On 7 November 2016, the Omani Appeal Court in Muscat heard the case against three journalists of “Azamn” newspaper, Ibrahim Al-Maamari, Yousef Al-Haj, and Zaher Al-Abri, and judgement will be handed down on 17 November 2016. A coalition of rights groups which monitored the trial called for the sentences to be overturned and the charges to be dropped.
The coalition is composed of the Gulf Centre for Human Rights (GCHR), the Arabic Network for Human Rights Information (ANHRI), Front Line Defenders, Reporters Without Borders (RSF), FIDH and the World Organisation Against Torture (OMCT) within the framework of the Observatory for the Protection of Human Rights Defenders.
The coalition’s lawyer who observed the appeal hearing, presided over by Judge Mukhtar Al-Harthi, on 7 November, said: “The defence team faced significant procedural obstacles in the Appeal Court re-trial today, ranging from a refusal by Judges to call relevant witnesses of fact, denial of disclosure and a basic failure to place the criminal burden of proof on the Prosecution. This has led to a trial of all three defendants, on a cumulative 14 charges, being completed in just two morning sessions.”
He noted that the substantive laws under which journalists Al-Maamari and Al-Haj are being prosecuted, including charges of “disturbing public order,” “undermining the prestige of the state” and criminal defamation, are ill-defined, arbitrarily enforced and constitute a disproportionate interference with freedom of expression. They were effectively denied a “public interest” defence.
It is of particular concern that Al-Maamari and Al-Haj were held in solitary confinement in a police intelligence facility for 60 days over the summer with access to their lawyer only after the first trial had begun. Al-Abri, charged under Article 19 of Oman’s Cyber-Crime law, faces a year in jail for two tweets commenting on his colleagues’ detention. Al-Abri was held for 20 days.
“Azamn”, once Oman’s leading independent newspaper, remains closed by Order of the Ministry of Information. The arrests of the journalists and the closure of the newspaper came after a report, published on 26 July 2016, entitled "Supreme bodies tie the hands of justice," which referred to the corruption of senior officials and their interference in judicial decisions.
If the decision of the lower Court is upheld by the Appeal Court on 17 November, Al-Maamari and Al-Haj face three years in jail for publishing articles alleging corruption in the senior judiciary.
On 26 September 2016, the Court of First Instance sentenced Al-Maamari and Al-Haj to three years in prison and Al-Abri to one year, in addition to ordering the permanent closure of the Azamn newspaper on charges related to the publication of a story about judicial corruption .
On 10 October 2016, during the first appeal hearing in the “Azamn” case, Judge Al-Harthi reduced the bail for Al-Maamari and Al-Haj from 50,000 OMR (approx.
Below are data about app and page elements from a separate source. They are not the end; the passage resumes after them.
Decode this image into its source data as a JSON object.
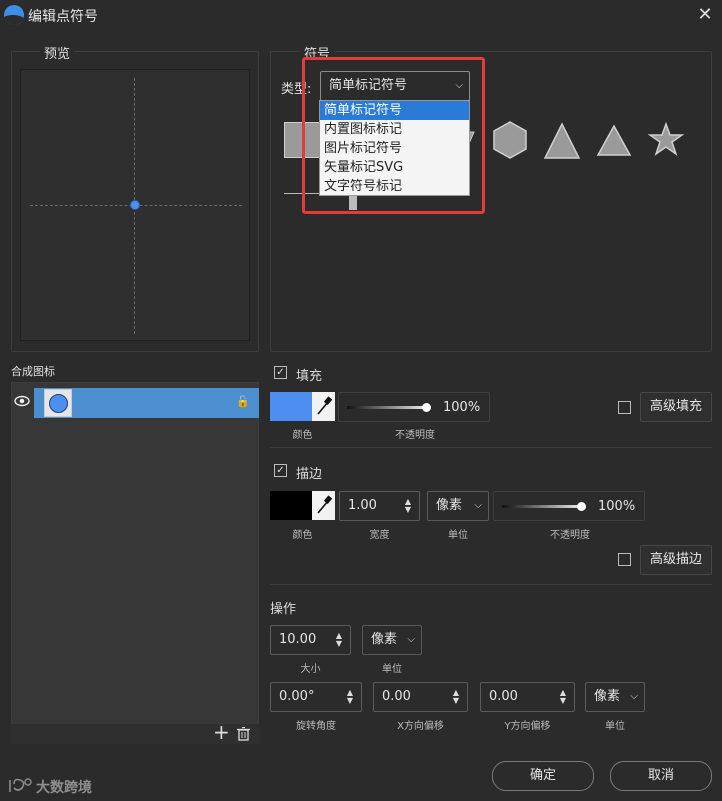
{
  "window": {
    "title": "编辑点符号",
    "close_glyph": "✕"
  },
  "preview": {
    "title": "预览",
    "point_color": "#4d8ff0"
  },
  "symbol": {
    "title": "符号",
    "type_label": "类型:",
    "type_value": "简单标记符号",
    "options": [
      "简单标记符号",
      "内置图标标记",
      "图片标记符号",
      "矢量标记SVG",
      "文字符号标记"
    ],
    "selected_index": 0
  },
  "composite": {
    "title": "合成图标",
    "add_glyph": "+",
    "delete_glyph": "🗑",
    "lock_glyph": "🔓"
  },
  "fill": {
    "label": "填充",
    "checked_glyph": "✓",
    "color": "#4d8ff0",
    "color_label": "颜色",
    "opacity_value": "100%",
    "opacity_fraction": 1.0,
    "opacity_label": "不透明度",
    "advanced_label": "高级填充"
  },
  "stroke": {
    "label": "描边",
    "checked_glyph": "✓",
    "color": "#000000",
    "color_label": "颜色",
    "width_value": "1.00",
    "width_label": "宽度",
    "unit_value": "像素",
    "unit_label": "单位",
    "opacity_value": "100%",
    "opacity_fraction": 1.0,
    "opacity_label": "不透明度",
    "advanced_label": "高级描边"
  },
  "operation": {
    "title": "操作",
    "size_value": "10.00",
    "size_label": "大小",
    "size_unit_value": "像素",
    "size_unit_label": "单位",
    "rotation_value": "0.00°",
    "rotation_label": "旋转角度",
    "xoffset_value": "0.00",
    "xoffset_label": "X方向偏移",
    "yoffset_value": "0.00",
    "yoffset_label": "Y方向偏移",
    "offset_unit_value": "像素",
    "offset_unit_label": "单位"
  },
  "footer": {
    "ok_label": "确定",
    "cancel_label": "取消"
  },
  "watermark": {
    "text": "大数跨境"
  },
  "colors": {
    "accent": "#4c8fd0",
    "highlight_box": "#e23b3b"
  }
}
USD$130,000) to 2,000 OMR (approx. USD$5200). The two journalists were then freed. Al-Abri had already been conditionally freed on 22 August .
During the first hearing, the court banned the publication and circulation of the details of the hearing in all forms of media.
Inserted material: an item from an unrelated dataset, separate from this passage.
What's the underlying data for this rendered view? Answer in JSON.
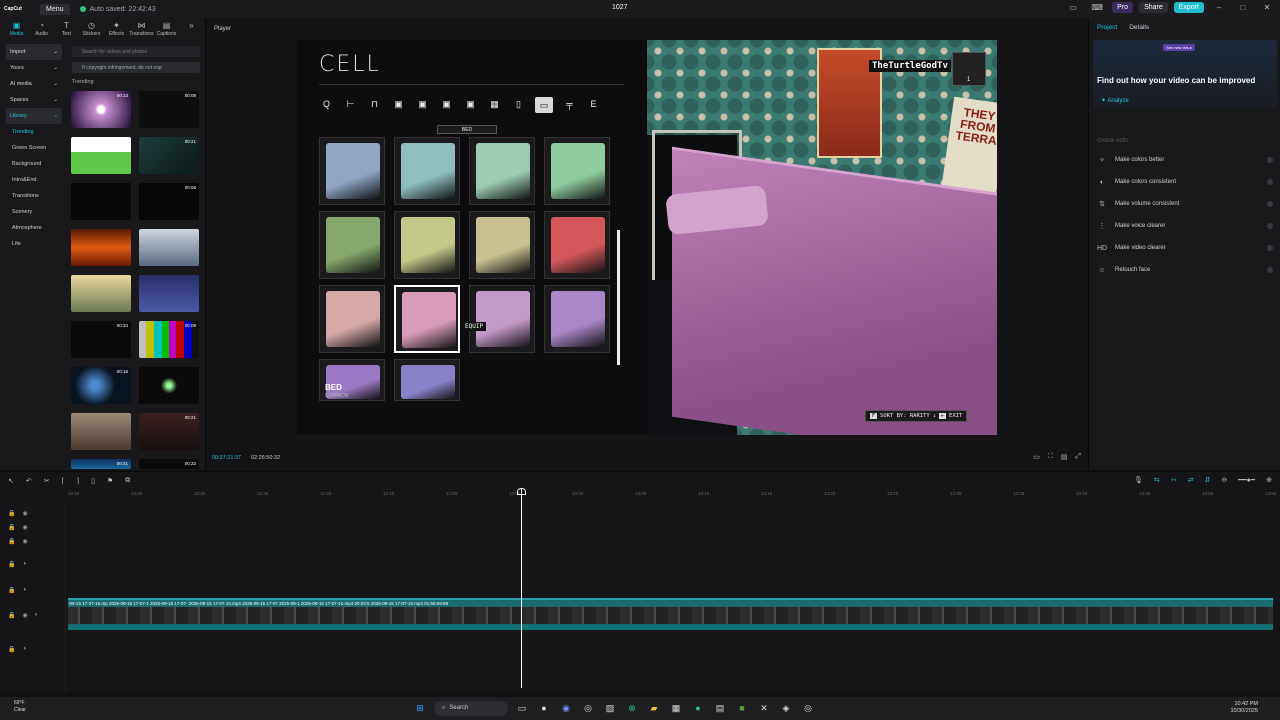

The Coalition reiterates its call for the authorities in Oman to:
1. Revoke the sentences issued against journalists Ibrahim Al-Maamari, Yousef Al-Haj and Zaher Al-Abri;
2. Revoke the closure order of "Azamn" newspaper by the Ministry of Information; and
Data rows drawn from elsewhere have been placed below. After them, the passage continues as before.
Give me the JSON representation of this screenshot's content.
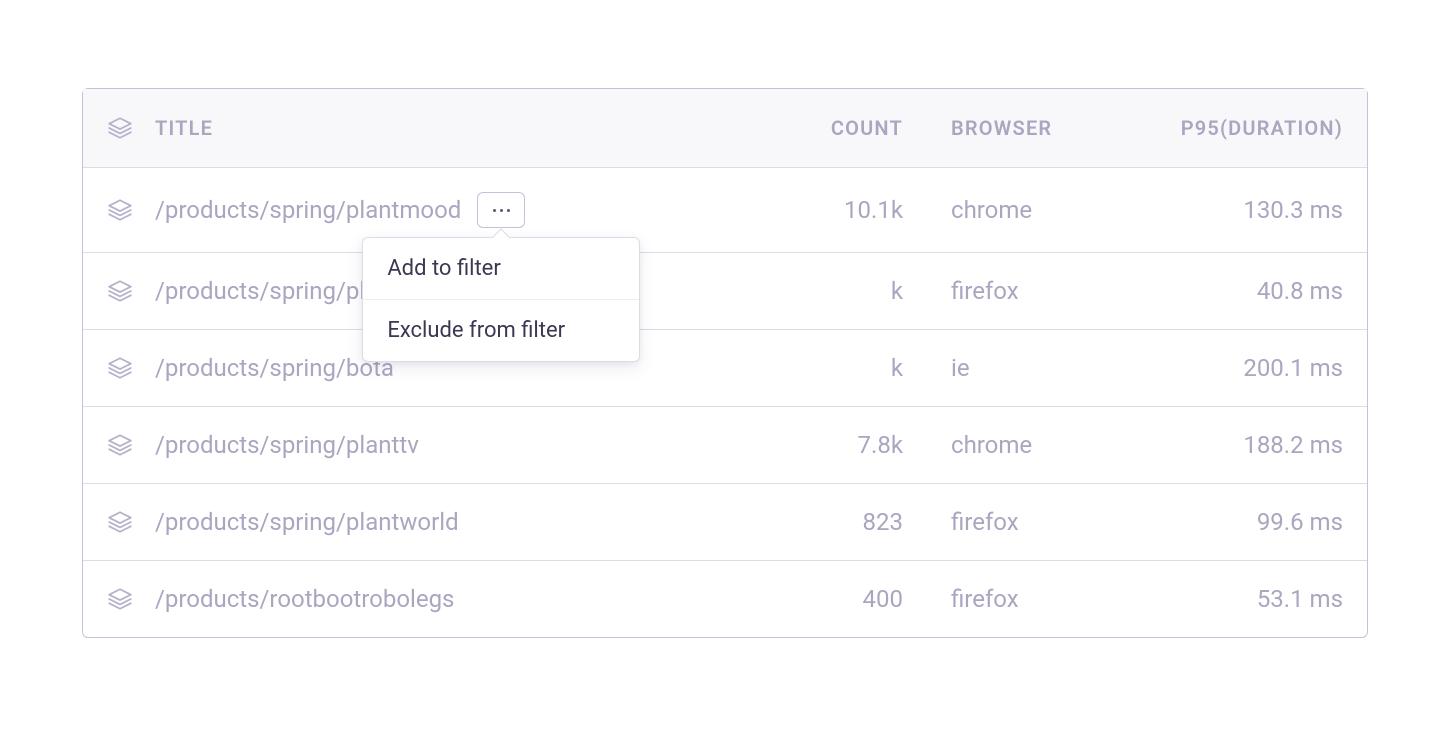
{
  "columns": {
    "title": "TITLE",
    "count": "COUNT",
    "browser": "BROWSER",
    "p95": "P95(DURATION)"
  },
  "rows": [
    {
      "title": "/products/spring/plantmood",
      "count": "10.1k",
      "browser": "chrome",
      "p95": "130.3 ms",
      "has_menu": true
    },
    {
      "title": "/products/spring/plant",
      "count": "k",
      "browser": "firefox",
      "p95": "40.8 ms",
      "has_menu": false
    },
    {
      "title": "/products/spring/bota",
      "count": "k",
      "browser": "ie",
      "p95": "200.1 ms",
      "has_menu": false
    },
    {
      "title": "/products/spring/planttv",
      "count": "7.8k",
      "browser": "chrome",
      "p95": "188.2 ms",
      "has_menu": false
    },
    {
      "title": "/products/spring/plantworld",
      "count": "823",
      "browser": "firefox",
      "p95": "99.6 ms",
      "has_menu": false
    },
    {
      "title": "/products/rootbootrobolegs",
      "count": "400",
      "browser": "firefox",
      "p95": "53.1 ms",
      "has_menu": false
    }
  ],
  "popover": {
    "add": "Add to filter",
    "exclude": "Exclude from filter"
  }
}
3. Guarantee in all circumstances that all human rights defenders including journalists, writers and online activists in Oman are able to carry out their legitimate human rights activities without fear of reprisals and free of all restrictions including judicial harassment.